» **SUPPLIED MATERIAL**:
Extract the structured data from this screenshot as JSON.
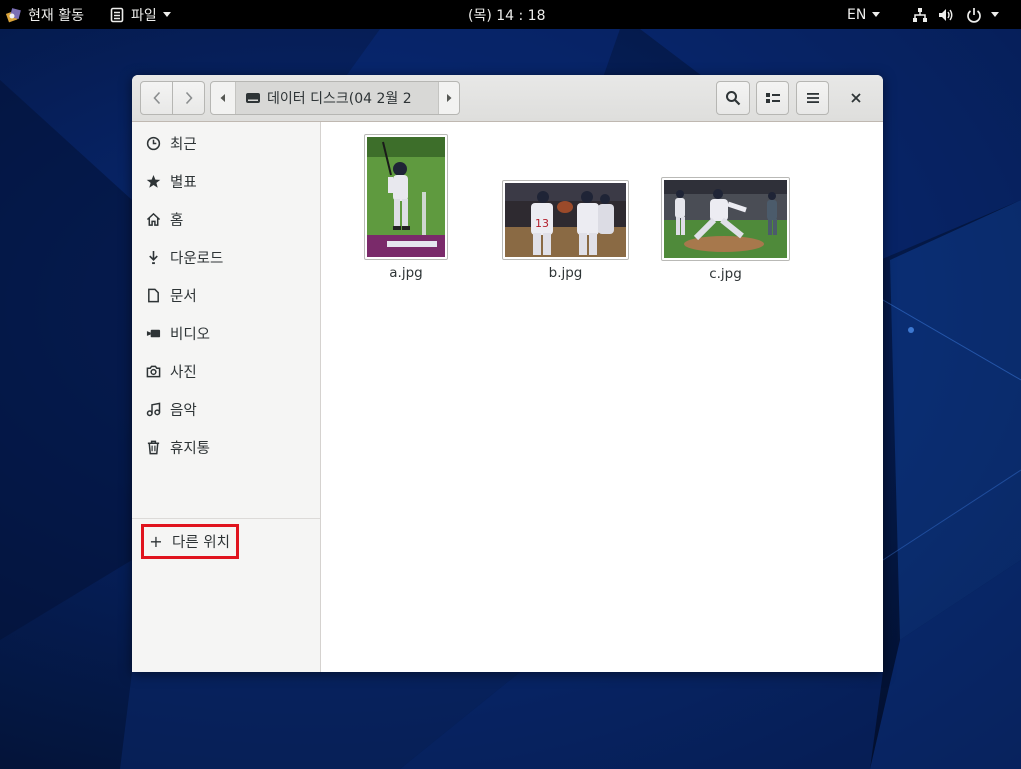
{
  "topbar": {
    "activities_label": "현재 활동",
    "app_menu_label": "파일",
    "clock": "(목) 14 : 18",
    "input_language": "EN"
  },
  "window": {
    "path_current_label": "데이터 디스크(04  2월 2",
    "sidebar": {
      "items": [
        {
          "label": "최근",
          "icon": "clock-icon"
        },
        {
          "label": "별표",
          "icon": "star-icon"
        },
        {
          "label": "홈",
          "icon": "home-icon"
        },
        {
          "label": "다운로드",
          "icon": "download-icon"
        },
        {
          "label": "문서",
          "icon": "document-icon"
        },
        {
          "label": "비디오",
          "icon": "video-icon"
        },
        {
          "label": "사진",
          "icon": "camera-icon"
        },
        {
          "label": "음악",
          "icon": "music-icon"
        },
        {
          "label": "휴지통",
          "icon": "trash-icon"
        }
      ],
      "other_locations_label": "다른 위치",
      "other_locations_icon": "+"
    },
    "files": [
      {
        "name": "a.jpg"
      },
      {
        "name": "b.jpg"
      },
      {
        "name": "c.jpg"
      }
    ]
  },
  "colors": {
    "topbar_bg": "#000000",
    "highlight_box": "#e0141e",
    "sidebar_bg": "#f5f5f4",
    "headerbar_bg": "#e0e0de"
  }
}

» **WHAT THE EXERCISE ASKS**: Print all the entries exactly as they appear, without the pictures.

» **FINISHED EXERCISE**:
Extract the structured data from this screenshot as JSON.
{
  "topbar": {
    "activities_label": "현재 활동",
    "app_menu_label": "파일",
    "clock": "(목) 14 : 18",
    "input_language": "EN"
  },
  "window": {
    "path_current_label": "데이터 디스크(04  2월 2",
    "sidebar": {
      "items": [
        {
          "label": "최근",
          "icon": "clock-icon"
        },
        {
          "label": "별표",
          "icon": "star-icon"
        },
        {
          "label": "홈",
          "icon": "home-icon"
        },
        {
          "label": "다운로드",
          "icon": "download-icon"
        },
        {
          "label": "문서",
          "icon": "document-icon"
        },
        {
          "label": "비디오",
          "icon": "video-icon"
        },
        {
          "label": "사진",
          "icon": "camera-icon"
        },
        {
          "label": "음악",
          "icon": "music-icon"
        },
        {
          "label": "휴지통",
          "icon": "trash-icon"
        }
      ],
      "other_locations_label": "다른 위치",
      "other_locations_icon": "+"
    },
    "files": [
      {
        "name": "a.jpg"
      },
      {
        "name": "b.jpg"
      },
      {
        "name": "c.jpg"
      }
    ]
  },
  "colors": {
    "topbar_bg": "#000000",
    "highlight_box": "#e0141e",
    "sidebar_bg": "#f5f5f4",
    "headerbar_bg": "#e0e0de"
  }
}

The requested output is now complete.